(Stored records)
== == ==

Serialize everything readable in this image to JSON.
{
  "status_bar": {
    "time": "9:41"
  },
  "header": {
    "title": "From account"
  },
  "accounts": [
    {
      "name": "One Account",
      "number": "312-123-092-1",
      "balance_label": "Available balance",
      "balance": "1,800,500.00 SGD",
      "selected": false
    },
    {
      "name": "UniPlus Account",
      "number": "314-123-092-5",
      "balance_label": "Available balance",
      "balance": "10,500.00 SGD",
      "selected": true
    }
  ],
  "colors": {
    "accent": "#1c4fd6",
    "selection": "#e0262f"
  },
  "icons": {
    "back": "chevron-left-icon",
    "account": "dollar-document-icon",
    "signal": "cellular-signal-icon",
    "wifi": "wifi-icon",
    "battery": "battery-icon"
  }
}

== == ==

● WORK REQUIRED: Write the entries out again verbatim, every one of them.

● RESPONSE:
Serialize everything readable in this image to JSON.
{
  "status_bar": {
    "time": "9:41"
  },
  "header": {
    "title": "From account"
  },
  "accounts": [
    {
      "name": "One Account",
      "number": "312-123-092-1",
      "balance_label": "Available balance",
      "balance": "1,800,500.00 SGD",
      "selected": false
    },
    {
      "name": "UniPlus Account",
      "number": "314-123-092-5",
      "balance_label": "Available balance",
      "balance": "10,500.00 SGD",
      "selected": true
    }
  ],
  "colors": {
    "accent": "#1c4fd6",
    "selection": "#e0262f"
  },
  "icons": {
    "back": "chevron-left-icon",
    "account": "dollar-document-icon",
    "signal": "cellular-signal-icon",
    "wifi": "wifi-icon",
    "battery": "battery-icon"
  }
}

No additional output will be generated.